Page created on December 1, 2018. Last updated on May 12, 2019 at 12:33
Myocarditis, inflammation of the myocardium, can be divided into two groups: Those that are secondary to infections (non-immune/infectious type), and those that are secondary to immune reactions (immune-mediated type).
Myocarditis is by definition an acute inflammation, however despite this are actually lymphocytes the most important type of leukocyte in this disease. Histologically can focal lymphocyte accumulations be seen, along with focal cell necrosis.
The inflammation leads to myocyte injury and later myocardial fibrosis. Macroscopically will the myocardium become flabby and spotted. Mural thrombi can be present.
Immune-mediated myocarditis is often seen in:
- Rheumatic fever
- Side effect of certain drugs
Infectious myocarditis most commonly occurs due to viral infection by the Coxackie virus, however cytomegalovirus, HIV and influenza can also cause it. Less commonly can it be caused by bacteria, fungi, protozoa and helminths (parasites).
Pericarditis is one of the two pathologies of the pericardium (the other being pericardial effusion). Pericarditis is rarely primary, and when it is is it most commonly caused by viral infection. Secondary pericarditis is the most common, and is usually secondary to a thoracic and systemic disease.

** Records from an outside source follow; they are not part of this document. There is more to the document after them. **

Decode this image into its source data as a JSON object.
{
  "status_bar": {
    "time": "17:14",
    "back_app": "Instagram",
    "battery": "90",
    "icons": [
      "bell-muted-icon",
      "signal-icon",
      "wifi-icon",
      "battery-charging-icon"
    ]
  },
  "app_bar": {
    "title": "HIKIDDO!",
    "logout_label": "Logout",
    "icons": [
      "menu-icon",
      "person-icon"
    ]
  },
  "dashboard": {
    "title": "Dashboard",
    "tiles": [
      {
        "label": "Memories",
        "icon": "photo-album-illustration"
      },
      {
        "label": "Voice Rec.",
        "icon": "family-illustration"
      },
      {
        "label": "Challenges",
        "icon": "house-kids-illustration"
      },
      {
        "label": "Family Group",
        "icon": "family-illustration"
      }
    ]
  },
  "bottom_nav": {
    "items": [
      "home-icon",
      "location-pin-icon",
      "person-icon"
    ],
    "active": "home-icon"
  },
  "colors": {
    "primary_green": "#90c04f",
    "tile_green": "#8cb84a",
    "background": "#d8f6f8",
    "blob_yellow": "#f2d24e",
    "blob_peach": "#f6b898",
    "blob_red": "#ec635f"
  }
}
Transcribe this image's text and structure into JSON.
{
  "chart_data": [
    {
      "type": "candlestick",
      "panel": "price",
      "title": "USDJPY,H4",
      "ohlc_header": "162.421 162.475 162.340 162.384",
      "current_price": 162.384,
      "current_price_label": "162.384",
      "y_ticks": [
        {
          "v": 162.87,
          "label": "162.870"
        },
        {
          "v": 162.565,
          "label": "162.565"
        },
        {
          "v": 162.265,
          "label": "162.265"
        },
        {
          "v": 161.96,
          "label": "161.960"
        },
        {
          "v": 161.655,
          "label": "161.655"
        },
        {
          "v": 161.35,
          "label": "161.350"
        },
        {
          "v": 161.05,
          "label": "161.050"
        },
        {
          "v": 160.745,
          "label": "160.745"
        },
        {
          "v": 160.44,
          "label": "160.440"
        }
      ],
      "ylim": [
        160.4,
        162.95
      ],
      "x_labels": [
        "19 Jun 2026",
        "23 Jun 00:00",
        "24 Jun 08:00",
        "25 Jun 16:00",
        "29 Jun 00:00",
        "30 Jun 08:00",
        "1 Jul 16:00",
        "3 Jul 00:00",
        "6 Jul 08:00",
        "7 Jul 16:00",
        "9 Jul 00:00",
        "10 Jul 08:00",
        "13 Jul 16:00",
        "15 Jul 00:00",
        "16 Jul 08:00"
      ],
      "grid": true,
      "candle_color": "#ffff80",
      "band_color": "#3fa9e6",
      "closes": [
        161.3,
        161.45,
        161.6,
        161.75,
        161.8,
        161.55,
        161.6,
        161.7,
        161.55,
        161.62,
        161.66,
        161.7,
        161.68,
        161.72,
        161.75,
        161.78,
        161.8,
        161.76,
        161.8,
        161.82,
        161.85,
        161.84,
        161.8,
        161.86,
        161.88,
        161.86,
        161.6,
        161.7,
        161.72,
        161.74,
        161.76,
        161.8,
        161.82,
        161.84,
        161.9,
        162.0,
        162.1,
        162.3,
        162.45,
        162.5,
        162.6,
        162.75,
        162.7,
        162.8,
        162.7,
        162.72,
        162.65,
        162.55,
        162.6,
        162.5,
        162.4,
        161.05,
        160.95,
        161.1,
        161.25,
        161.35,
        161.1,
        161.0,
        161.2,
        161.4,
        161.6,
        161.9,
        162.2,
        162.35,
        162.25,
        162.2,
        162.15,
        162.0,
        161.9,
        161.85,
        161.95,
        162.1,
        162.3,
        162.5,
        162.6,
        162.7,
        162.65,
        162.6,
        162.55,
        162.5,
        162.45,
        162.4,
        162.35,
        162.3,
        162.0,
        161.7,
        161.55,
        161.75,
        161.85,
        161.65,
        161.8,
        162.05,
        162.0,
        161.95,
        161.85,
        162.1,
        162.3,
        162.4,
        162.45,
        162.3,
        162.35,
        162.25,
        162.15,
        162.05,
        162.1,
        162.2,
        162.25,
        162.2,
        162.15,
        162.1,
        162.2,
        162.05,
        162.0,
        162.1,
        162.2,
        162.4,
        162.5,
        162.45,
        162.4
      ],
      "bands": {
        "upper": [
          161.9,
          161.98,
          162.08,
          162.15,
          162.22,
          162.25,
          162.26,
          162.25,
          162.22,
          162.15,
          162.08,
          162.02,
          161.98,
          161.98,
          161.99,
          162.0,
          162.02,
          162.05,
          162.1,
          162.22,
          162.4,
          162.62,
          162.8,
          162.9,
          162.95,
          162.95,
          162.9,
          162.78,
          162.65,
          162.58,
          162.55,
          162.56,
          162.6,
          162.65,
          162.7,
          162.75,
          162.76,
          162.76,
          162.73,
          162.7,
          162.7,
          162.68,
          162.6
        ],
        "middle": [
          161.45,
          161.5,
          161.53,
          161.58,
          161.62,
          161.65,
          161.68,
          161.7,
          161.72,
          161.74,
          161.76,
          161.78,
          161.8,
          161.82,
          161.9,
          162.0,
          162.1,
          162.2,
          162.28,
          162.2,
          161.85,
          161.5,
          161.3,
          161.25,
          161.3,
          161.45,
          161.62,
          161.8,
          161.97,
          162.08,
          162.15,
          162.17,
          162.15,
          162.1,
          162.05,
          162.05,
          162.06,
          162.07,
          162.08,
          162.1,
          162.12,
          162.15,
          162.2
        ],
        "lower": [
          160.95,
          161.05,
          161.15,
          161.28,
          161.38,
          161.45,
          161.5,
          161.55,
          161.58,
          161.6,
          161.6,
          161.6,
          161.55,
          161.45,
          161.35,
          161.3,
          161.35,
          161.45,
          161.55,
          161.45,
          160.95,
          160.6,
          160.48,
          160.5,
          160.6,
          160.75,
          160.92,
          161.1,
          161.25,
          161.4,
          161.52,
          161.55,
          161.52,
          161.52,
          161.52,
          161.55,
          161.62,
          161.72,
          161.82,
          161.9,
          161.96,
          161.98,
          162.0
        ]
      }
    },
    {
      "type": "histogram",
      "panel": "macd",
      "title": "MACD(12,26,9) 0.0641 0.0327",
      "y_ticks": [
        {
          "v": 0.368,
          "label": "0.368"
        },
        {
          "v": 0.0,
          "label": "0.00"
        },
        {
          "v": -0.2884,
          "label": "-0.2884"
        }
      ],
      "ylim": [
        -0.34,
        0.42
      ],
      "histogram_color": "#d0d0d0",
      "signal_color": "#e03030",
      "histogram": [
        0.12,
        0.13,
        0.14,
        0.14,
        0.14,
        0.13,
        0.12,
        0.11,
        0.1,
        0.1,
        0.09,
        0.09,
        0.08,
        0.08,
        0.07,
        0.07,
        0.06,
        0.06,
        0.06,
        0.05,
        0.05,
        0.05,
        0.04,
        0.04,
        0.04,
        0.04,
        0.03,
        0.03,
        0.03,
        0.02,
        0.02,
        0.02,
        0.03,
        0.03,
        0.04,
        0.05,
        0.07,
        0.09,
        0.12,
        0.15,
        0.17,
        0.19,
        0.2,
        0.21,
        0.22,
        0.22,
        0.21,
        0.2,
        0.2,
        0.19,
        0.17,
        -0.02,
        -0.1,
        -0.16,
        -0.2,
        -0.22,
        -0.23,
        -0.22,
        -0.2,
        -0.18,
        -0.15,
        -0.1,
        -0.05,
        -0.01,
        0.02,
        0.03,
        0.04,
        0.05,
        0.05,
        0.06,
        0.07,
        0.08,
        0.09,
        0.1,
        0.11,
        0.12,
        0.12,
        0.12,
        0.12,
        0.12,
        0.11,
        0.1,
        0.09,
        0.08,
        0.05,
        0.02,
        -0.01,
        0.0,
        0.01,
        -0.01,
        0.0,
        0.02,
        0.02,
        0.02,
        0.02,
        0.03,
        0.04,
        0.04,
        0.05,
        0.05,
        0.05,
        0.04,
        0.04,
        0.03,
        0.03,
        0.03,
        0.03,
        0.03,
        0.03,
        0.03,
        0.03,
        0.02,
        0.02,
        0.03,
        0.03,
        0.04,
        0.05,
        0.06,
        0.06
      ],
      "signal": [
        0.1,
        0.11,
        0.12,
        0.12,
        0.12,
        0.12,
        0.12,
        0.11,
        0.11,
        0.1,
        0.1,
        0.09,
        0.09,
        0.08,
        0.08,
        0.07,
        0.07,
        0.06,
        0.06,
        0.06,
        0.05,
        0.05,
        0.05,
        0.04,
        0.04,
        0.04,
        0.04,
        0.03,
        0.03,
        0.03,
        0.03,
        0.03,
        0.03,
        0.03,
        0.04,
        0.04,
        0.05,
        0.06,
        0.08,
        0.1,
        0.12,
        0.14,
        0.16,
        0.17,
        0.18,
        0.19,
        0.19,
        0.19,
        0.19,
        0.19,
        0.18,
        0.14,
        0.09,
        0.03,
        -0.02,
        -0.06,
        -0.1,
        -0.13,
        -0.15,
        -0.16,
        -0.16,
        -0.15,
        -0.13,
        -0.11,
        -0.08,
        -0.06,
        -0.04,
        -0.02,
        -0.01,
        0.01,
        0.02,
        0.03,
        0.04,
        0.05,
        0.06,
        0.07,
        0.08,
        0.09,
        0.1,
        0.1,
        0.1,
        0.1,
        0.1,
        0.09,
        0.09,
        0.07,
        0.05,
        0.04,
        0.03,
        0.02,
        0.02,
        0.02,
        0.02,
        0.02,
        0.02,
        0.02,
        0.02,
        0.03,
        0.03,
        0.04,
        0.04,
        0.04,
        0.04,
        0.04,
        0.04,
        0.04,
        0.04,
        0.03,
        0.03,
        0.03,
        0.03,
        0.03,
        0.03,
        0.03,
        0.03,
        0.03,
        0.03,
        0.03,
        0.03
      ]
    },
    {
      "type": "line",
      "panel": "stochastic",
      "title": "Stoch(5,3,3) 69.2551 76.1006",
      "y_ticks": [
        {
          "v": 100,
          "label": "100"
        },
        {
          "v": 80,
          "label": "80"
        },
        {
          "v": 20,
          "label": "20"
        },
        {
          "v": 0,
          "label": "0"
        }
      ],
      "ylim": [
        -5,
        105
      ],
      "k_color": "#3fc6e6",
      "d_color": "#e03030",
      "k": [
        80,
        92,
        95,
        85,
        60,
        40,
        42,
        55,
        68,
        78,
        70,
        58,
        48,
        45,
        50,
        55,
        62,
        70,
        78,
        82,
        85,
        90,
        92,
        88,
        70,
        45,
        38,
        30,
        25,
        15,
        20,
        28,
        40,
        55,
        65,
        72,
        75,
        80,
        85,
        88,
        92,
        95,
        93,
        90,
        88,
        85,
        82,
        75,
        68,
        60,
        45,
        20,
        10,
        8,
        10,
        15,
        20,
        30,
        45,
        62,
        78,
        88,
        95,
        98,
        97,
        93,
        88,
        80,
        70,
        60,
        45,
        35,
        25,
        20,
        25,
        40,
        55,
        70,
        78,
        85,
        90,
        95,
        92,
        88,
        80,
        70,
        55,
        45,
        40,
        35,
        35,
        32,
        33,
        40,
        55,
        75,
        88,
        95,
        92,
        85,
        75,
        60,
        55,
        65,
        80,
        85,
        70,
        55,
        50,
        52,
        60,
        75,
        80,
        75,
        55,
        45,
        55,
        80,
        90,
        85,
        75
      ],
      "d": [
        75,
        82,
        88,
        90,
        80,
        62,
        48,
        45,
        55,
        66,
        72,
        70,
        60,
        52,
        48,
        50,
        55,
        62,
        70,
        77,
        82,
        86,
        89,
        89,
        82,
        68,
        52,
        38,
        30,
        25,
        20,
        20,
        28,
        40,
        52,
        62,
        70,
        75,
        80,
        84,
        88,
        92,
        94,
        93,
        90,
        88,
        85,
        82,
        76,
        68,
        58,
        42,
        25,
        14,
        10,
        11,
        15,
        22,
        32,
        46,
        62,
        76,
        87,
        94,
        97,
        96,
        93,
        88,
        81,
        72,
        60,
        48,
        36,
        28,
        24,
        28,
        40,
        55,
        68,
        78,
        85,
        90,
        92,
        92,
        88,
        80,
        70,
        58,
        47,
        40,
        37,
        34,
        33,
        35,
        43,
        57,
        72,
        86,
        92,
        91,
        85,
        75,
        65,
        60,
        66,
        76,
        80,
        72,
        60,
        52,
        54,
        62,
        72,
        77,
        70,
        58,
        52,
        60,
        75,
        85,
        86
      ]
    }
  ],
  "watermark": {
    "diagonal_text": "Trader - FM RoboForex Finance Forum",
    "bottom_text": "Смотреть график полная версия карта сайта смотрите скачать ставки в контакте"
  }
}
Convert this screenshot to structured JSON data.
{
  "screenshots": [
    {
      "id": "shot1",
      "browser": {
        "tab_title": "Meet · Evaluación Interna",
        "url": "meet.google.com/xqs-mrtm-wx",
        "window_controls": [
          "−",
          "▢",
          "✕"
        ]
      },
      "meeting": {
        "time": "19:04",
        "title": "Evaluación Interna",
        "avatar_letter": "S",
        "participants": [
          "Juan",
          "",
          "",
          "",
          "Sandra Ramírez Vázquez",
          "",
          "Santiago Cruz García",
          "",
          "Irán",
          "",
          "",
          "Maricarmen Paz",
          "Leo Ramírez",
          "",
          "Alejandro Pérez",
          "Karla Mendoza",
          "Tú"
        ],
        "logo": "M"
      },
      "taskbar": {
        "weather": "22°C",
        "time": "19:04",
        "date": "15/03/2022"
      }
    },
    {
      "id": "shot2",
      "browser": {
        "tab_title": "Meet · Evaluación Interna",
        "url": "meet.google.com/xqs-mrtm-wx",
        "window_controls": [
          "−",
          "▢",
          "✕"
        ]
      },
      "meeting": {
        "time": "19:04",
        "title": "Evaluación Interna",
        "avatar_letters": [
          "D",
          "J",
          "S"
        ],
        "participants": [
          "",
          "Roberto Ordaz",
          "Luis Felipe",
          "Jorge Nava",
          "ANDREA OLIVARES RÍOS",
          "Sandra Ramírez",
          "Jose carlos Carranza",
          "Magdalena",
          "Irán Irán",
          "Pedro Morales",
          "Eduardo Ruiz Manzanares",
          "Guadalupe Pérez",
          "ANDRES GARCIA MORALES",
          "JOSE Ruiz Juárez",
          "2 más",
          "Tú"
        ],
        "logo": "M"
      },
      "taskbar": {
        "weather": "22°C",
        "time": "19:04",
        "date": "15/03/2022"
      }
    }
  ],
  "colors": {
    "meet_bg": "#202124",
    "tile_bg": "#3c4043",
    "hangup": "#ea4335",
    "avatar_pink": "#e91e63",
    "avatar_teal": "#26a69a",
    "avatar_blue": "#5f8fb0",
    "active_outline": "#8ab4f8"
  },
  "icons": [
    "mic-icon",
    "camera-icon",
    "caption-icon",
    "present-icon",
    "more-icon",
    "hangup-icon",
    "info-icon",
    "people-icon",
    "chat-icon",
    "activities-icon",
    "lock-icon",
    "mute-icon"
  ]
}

Five types exist, based on what type of acute inflammation it includes. They are:
- Serous pericarditis occurs in SLE, rheumatoid arthritis, scleroderma and viral infection
- Fibrinous pericarditis is the most common type. It occurs in uraemia, SLE, rheumatic fever and acute myocardial infarction. The fibrinous exudate can either undergo resolution (be removed by macrophages) or undergo organization (become dense fibrinous scar tissue).
- Purulent pericarditis occurs in bacterial infection, often secondary to haematogenous spread from pneumonia or pleuritis.
- Haemorrhagic pericarditis occurs in neoplastic involvement of the pericardium, such as a tumor growing into the pericardium
- Caseous pericarditis occurs in fungal infections and tuberculosis.
The most important clinical consequence is the potential for the fibrinous or serous exudate to fill the pericardial space (pericardial effusion) and cause pericardial tamponade. Another important consequence is that the fibrinous, purulent or caseous exudate can become organized and turn into dense fibrinous scar tissue, a condition called chronic pericarditis. If the fibrosis is so extreme that the heart can’t expand normally during diastole is the condition called constrictive pericarditis.
Abnormal fluid accumulation in the pericardium is called pericardial effusion and is the second pathology of the pericardium. Aside from pericarditis can it be caused by:
- Serous effusions
- Congestive heart failure
- Serosanguineous (both blood and serous fluid)
- Chest trauma
- Ruptured myocardial infarct
- Aortic dissection
- Mediastinal lymphatic obstruction
The consequence is potentially pericardial tamponade, but it depends on both the amount of fluid and the how fast the effusion accumulated. The pericardial space usually contains 30 – 50 mL of serous fluid, but it can hold as much as 1000 mL if the effusion happens slowly enough to give the pericardium time to stretch. If the effusion develops rapidly is as little as 250 mL enough to cause fatal pericardial tamponade.